- First there is denial (if we win the tournament playing badly, nobody will complain), then anger (these players are hopeless, we're never going to win with this useless bunch), then bargaining (you know, I wouldn't even mind if we lost to Germany/Algeria/Papua New Guinea/the Platinum All Stars just as long as we play well and don't go out on penalties), depression (oh God, what's the point, I really can't take this any more) and finally acceptance (ah well, there's always next time, I bet Roy Hodgson could sort this lot out).
What's interesting about Samuel's application of Kubler-Ross is that the grief comes before the loss, which I think says a great deal about what the England team is up against. By this, I don't mean a hostile press - I think Samuels captures pretty accurately the state of mind of England supporters - I mean the mixture of wild hope and resignation that the England players must have to fight in themselves. When Jürgen Klinsmann was on the BBC last night reminiscing with Gary Lineker about Italia 90, he said that the West German team had a conviction that year that they would win the tournament. Lineker claimed that the England players felt the same, but it's hard to really believe that they expected to win. Expecting to win isn't the same as arrogance; and England over the last forty-six years have found it impossible to achieve that frame of mind where you expect to win, but make sufficient demands of yourself in order that you will achieve victory. England tend to struggle when they are the favourite to win, but freeze when they are the underdog, stirring themselves into their best moments only when the game is all but over.
Even given all this, it's hard not to think that the response to the US match here has been something of an overreaction - especially after the results of Spain, Italy and some of the other more fancied sides.

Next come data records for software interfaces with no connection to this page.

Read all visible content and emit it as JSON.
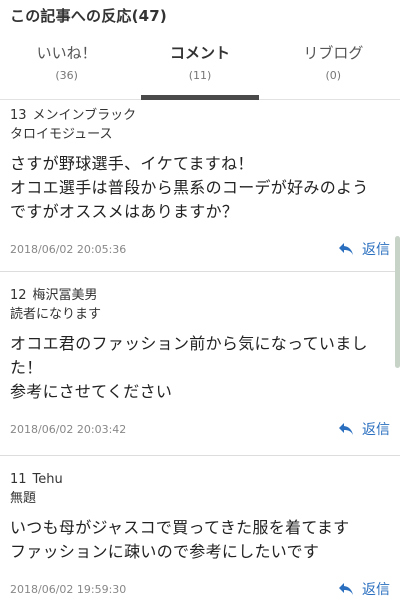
{
  "header": {
    "title": "この記事への反応(47)"
  },
  "tabs": [
    {
      "label": "いいね！",
      "count": "(36)",
      "active": false
    },
    {
      "label": "コメント",
      "count": "(11)",
      "active": true
    },
    {
      "label": "リブログ",
      "count": "(0)",
      "active": false
    }
  ],
  "comments": [
    {
      "number": "13",
      "author": "メンインブラック",
      "subject": "タロイモジュース",
      "body_lines": [
        "さすが野球選手、イケてますね！",
        "オコエ選手は普段から黒系のコーデが好みのよう",
        "ですがオススメはありますか？"
      ],
      "date": "2018/06/02 20:05:36",
      "reply_label": "返信"
    },
    {
      "number": "12",
      "author": "梅沢冨美男",
      "subject": "読者になります",
      "body_lines": [
        "オコエ君のファッション前から気になっていまし",
        "た！",
        "参考にさせてください"
      ],
      "date": "2018/06/02 20:03:42",
      "reply_label": "返信"
    },
    {
      "number": "11",
      "author": "Tehu",
      "subject": "無題",
      "body_lines": [
        "いつも母がジャスコで買ってきた服を着てます",
        "ファッションに疎いので参考にしたいです"
      ],
      "date": "2018/06/02 19:59:30",
      "reply_label": "返信"
    }
  ],
  "icons": {
    "reply": "reply-arrow-icon"
  },
  "colors": {
    "accent": "#2a6fbf",
    "active_tab_bar": "#4a4a4a"
  }
}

Samuel's claim about 'momentum' is dubious: sometimes teams who win the World Cup start strongly; sometimes they stumble at first. (The one thing they don't do, at least not in any of the tournaments so far, is lose the first game: an ominous sign for Spain.) I suppose the overreaction might be because people had dared to hope that Capello might have ended this syndrome (England held or beaten by teams which they really ought to have defeated). But the USA game recalled the frustrations of campaigns past, raising the fear that not even Capello can overcome England's tournament curse.
Tomorrow's game? My sense is that England do best when they operate with a less rigid formation than they used against the US, with players moving more fluidly between midfield and attack. Last week, Rooney was like a negative version of this, marooned in some ineffective no-man's-land between midfield and the forward line. I also think that using two wingers tends to leave teams overrun in midfield, and with Wright-Phillips and Lennon playing on Saturday, Landon Donovan was able to dominate the middle of the pitch. (Wright-Phillips and Lennon were also a curious choice when you recall that Rooney doesn't typically score the kind of goals that they provide assists for. In addition, using two wingers also inhibits the forward running of our two full-backs, one reason, perhaps, why Ashley Cole in particular seemed so subdued agains the States. Then you have to bear in mind that with Wright-Phillips, Lennon and Heskey on the pitch, you had three attacking players who had minimal prospects of actually scoring a goal.) Barry's return should allow that greater fluidity in midfield. In defence, what's worrying is not Green - he's unlikely to make a mistake of that magnitude again - but the prospect of Carragher playing again. It was a real blow when England lost their best central defender (not the past-it Ferdinand, but King), but it's hard to believe that either Dawson (a very accomplished centre-half, who has done well for Tottenham this year) or Upson could do worse than the labouring Carragher, horribly exposed for pace many times on Saturday.